Statistics have proven time and again that summer is the most dangerous 100 days on the road year in and year out. Specifically, the 100 days between Memorial Day and Labor Day are rife with accidents, and there is one key culprit: new drivers.
New drivers – teen drivers, really – are a major force behind extremely damaging and injurious collisions all summer long. But why is that?
Teenagers are, well, not tied to their phones. But you get it. Between texts, Instagram, TikTok and whatever app du jour is flying through high schools, there are a lot of distractions ahead. When you add passengers – their friends – you find a great deal of trouble.
Going fast on the highway in southern California is a right of passage. Anyone who gets behind the wheel of a car tends to let it fly as fast as they can, at least for a little bit. When that person is a teenager getting their first taste of that kind of freedom, speeding can be hard to stop.
However, speeding is a major contributor to accidents all year round. They have less time to react to changes in situations leading to dangers.
Why do new drivers speed when they may get in situations they can’t handle? Primarily, the reason is that they may not know better. Driving fast, driving at night, driving in bad weather – what little there is here in San Diego- are all skills. People learn how to deal with them over time. A teenager with a first taste of driving hasn’t had those experiences yet, and they will be worse for it.
Sadly, young people have one final struggle when it comes to being on the road: substance abuse. Whether it’s drinking and driving or using other drugs, younger individuals are much more likely to use and drive than other groups. Using drugs and alcohol leaves an already risky driver impaired, and that’s a recipe for disaster.

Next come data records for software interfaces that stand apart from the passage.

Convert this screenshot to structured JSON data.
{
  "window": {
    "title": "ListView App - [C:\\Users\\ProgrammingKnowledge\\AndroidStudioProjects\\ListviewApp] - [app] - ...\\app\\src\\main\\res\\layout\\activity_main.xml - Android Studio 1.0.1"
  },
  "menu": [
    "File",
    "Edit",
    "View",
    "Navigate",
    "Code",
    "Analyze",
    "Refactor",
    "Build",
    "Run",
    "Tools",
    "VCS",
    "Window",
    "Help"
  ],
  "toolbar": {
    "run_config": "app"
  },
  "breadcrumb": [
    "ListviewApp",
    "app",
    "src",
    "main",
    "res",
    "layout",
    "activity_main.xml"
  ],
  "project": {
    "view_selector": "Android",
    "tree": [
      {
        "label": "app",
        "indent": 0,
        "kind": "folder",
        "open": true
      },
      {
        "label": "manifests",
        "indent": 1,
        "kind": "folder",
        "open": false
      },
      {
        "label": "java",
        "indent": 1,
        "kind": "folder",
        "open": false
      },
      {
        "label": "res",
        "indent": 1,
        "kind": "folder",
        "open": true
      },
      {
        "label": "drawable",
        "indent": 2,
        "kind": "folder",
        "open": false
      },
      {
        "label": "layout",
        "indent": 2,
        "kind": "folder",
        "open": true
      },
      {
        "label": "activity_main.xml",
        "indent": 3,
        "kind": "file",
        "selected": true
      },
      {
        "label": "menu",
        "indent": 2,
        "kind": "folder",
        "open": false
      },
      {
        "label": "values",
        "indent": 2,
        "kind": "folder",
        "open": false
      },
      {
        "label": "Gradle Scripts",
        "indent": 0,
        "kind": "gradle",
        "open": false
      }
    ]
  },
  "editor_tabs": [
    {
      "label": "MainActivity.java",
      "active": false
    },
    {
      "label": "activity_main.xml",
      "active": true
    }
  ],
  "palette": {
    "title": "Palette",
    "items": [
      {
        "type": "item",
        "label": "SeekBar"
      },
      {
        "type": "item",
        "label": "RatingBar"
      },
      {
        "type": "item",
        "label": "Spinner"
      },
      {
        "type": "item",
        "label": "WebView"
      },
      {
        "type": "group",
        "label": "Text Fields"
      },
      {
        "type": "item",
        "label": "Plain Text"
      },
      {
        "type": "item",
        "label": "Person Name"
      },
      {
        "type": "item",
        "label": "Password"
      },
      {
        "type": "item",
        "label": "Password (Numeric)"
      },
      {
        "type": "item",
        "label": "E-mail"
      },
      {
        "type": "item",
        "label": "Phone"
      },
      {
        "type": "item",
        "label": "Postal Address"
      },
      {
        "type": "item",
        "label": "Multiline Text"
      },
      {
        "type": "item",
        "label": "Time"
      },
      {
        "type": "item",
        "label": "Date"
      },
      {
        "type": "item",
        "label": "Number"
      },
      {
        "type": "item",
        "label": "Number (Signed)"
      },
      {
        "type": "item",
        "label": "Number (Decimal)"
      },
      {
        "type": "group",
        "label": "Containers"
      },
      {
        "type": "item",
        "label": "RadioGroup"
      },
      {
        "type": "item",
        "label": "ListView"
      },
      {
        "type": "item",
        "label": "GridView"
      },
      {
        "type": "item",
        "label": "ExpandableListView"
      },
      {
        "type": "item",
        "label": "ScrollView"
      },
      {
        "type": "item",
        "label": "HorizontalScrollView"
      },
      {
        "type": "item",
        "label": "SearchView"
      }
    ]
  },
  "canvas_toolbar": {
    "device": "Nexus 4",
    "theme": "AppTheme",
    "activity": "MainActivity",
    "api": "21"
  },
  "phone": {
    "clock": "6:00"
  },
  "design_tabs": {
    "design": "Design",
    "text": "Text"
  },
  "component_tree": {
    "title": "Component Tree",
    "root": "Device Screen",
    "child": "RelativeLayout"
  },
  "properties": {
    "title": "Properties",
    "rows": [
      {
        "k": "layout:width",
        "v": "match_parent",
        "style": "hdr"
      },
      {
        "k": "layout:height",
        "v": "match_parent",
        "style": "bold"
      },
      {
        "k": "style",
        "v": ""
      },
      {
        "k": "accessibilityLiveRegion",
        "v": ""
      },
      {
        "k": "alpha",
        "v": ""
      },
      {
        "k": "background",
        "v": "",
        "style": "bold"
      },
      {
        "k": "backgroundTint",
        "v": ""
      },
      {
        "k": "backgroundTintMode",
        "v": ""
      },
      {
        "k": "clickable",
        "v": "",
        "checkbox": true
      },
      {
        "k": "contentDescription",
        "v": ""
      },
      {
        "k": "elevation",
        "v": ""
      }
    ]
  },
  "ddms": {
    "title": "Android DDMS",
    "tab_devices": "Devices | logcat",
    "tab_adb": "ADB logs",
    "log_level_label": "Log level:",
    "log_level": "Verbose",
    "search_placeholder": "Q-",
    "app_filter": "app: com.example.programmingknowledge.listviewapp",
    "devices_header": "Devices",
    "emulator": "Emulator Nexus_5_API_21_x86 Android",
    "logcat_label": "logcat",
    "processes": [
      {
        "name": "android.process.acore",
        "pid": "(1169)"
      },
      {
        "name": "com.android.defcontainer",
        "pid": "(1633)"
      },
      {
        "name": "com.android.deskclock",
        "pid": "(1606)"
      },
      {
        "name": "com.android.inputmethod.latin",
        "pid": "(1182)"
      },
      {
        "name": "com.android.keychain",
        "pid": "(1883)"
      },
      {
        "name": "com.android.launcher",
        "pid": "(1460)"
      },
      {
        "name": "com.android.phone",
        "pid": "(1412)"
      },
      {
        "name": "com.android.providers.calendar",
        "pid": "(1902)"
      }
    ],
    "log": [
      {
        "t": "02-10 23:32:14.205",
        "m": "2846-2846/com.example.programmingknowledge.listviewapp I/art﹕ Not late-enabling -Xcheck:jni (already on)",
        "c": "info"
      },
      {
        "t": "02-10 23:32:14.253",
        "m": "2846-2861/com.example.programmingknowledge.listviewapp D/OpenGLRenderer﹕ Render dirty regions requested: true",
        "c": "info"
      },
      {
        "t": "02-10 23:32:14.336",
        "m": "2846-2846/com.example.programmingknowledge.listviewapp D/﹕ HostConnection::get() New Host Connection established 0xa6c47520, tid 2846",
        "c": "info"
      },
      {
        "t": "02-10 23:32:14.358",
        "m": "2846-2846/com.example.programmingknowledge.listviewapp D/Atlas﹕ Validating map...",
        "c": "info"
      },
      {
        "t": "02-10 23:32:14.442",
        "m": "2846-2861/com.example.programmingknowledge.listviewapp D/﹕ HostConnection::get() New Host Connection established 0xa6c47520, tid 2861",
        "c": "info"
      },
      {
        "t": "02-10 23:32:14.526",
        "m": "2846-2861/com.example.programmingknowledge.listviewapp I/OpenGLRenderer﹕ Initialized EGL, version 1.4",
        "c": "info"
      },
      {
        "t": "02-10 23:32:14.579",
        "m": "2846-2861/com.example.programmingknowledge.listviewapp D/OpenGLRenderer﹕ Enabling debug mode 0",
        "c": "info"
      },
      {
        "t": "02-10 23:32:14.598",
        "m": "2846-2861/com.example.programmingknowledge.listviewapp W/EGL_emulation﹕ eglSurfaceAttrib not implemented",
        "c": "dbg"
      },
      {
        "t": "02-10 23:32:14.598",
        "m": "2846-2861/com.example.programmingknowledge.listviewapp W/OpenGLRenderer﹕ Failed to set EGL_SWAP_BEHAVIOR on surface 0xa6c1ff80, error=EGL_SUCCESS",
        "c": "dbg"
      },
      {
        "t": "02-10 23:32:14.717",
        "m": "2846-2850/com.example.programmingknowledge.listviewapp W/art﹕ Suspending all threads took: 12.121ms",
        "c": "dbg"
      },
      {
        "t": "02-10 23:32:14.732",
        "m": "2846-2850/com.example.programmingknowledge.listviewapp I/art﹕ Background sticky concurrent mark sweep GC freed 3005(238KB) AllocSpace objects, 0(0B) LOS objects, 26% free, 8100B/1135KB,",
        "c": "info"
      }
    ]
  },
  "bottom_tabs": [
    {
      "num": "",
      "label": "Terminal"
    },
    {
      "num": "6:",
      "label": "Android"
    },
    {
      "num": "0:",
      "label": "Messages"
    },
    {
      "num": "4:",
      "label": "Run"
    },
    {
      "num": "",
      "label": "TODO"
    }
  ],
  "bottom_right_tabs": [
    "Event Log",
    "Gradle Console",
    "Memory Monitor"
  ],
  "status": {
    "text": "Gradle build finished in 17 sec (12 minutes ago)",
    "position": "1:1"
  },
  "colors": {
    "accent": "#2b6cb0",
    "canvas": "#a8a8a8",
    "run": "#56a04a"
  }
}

However, if you’ve been injured in an accident with a teen driver, you have options to get help with your medical bills.